It's a film about class, about relationships and how jealousies, misunderstandings and not having the courage to do the right thing can ruin people's lives.
The film opens in a country house in 1935. Keira Knightley plays Cecilia, a privileged young socialite recently graduated from Cambridge and looking for a rich husband. Her younger sister Bryony, played at first by Saoirse Ronan and then Romola Garai, is smitten with Robbie (James McAvoy) the well-spoken gardeners son who has been sponsored through university by Cecilia and Bryony's unseen and conspicuously absent father. Now he wants to train to be a doctor.
But there is a underlying sexual tension which threatens to destroy their idyllic summer - Robbie loves Cecilia and Cecilia loves Robbie but neither can acknowledge this as they bicker and squabble on the lawn.
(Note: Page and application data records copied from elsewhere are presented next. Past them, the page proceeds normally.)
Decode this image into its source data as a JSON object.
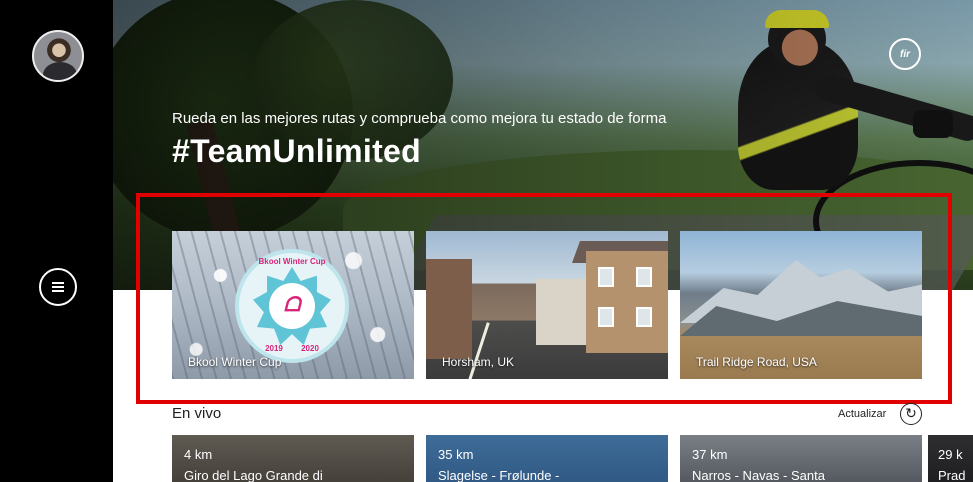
{
  "hero": {
    "subtitle": "Rueda en las mejores rutas y comprueba como mejora tu estado de forma",
    "title": "#TeamUnlimited"
  },
  "icons": {
    "avatar": "user-avatar",
    "menu": "hamburger-menu-icon",
    "brand": "bkool-logo-icon",
    "refresh": "refresh-icon"
  },
  "brand": {
    "logo_text": "fir"
  },
  "routes": [
    {
      "label": "Bkool Winter Cup"
    },
    {
      "label": "Horsham, UK"
    },
    {
      "label": "Trail Ridge Road, USA"
    }
  ],
  "badge": {
    "top": "Bkool Winter Cup",
    "years": "2019 2020",
    "mark": "ᗝ"
  },
  "live": {
    "title": "En vivo",
    "refresh_label": "Actualizar",
    "refresh_glyph": "↻",
    "items": [
      {
        "distance": "4 km",
        "name": "Giro del Lago Grande di"
      },
      {
        "distance": "35 km",
        "name": "Slagelse - Frølunde -"
      },
      {
        "distance": "37 km",
        "name": "Narros - Navas - Santa"
      },
      {
        "distance": "29 k",
        "name": "Prad"
      }
    ]
  },
  "colors": {
    "highlight": "#e00000",
    "sidebar": "#000000",
    "badge_accent": "#d8267b"
  }
}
The problem is exacerbated by the fact that Bryony also has a crush on Robbie and when she spies Robbie and Cecilia making love in the library, she accuses him of molesting a cousin in the grounds.
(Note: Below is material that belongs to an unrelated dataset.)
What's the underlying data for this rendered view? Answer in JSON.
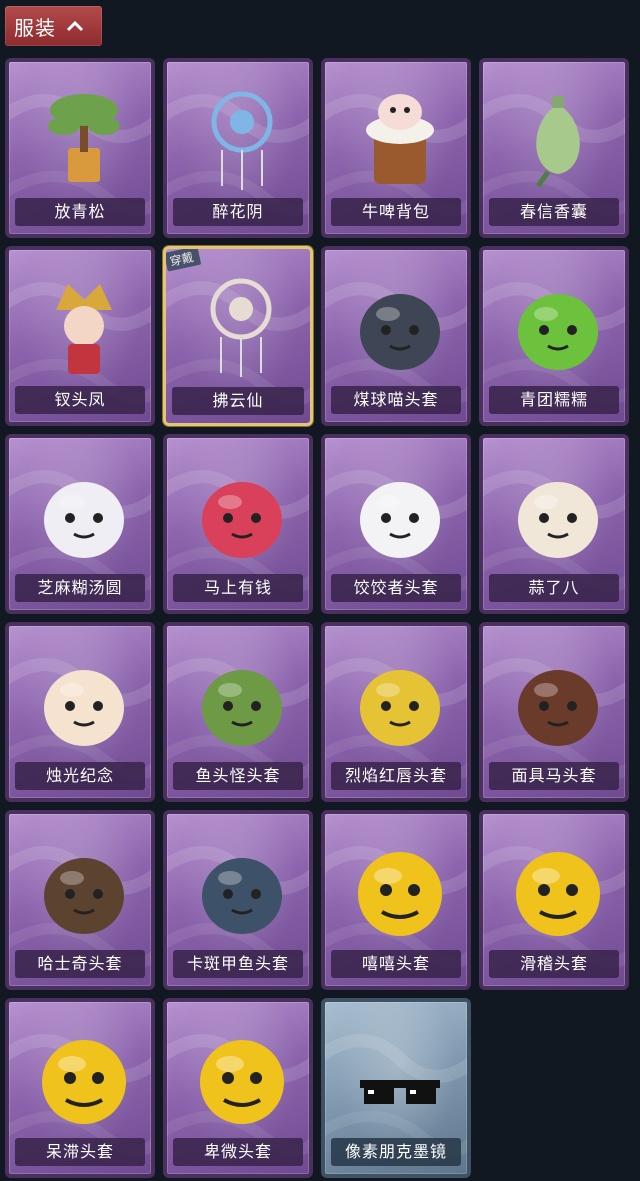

Robbie, not being from the aristocracy, is immediately imprisoned while Cecilia turns her back on her family. The story then jumps forward four years to 1940. Robbie is out of prison and serving in France, Cecilia is a nurse while Bryony journeys to London to atone for the great wrong she has done.
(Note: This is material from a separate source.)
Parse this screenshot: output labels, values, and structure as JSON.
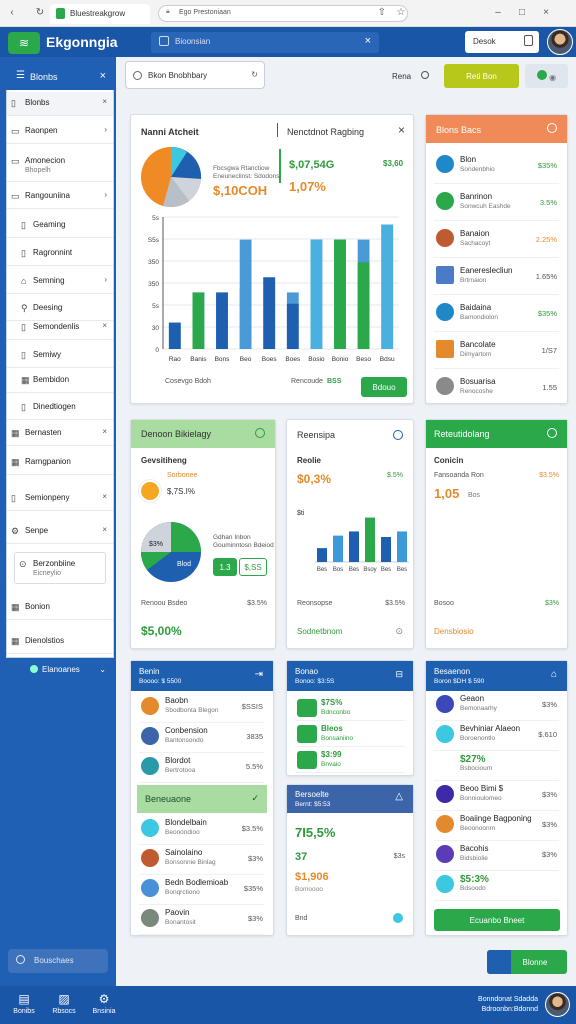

It's a compelling story driven forward by the rhythmic sound of a typewriter on the soundtrack which acts as a bizarre storytelling metronome. Director Joe Wright draws out some startling performances from Keira Knightley, who has never been better on screen, and allows McAvoy to give the kind and gentle Robbie a tremendous sense of dignity.
The story is largely told from Bryony's point of view except when she has no direct view of the scene in progress. The tour-de-force moment in the film is a stunning five minute, one take stead cam shot of the beach at Dunkirk prior to the evacuation where Wright's restless camera follows Robbie and his comrades across the packed sand dunes, past a number of horses being put down, past a stranded Thames barge, onto the promenade, through the crowds, onto a bandstand, then past an abandoned fun-fair, before heading back along the prom in front of a collection of army vehicles having their radiator grills smashed and onto a café/bar on a nearby pier where Robbie decends down into a basement cinema where he is finally dwarfed and framed by a French love scene being played out in an empty room.
It is a surreal moment which would not have been out of place in Richard Attenborough's Oh What A Lovely War.
A brilliant and unconventional film, which deserves to win every major award going. An extraordinary achievement and not quickly forgotten.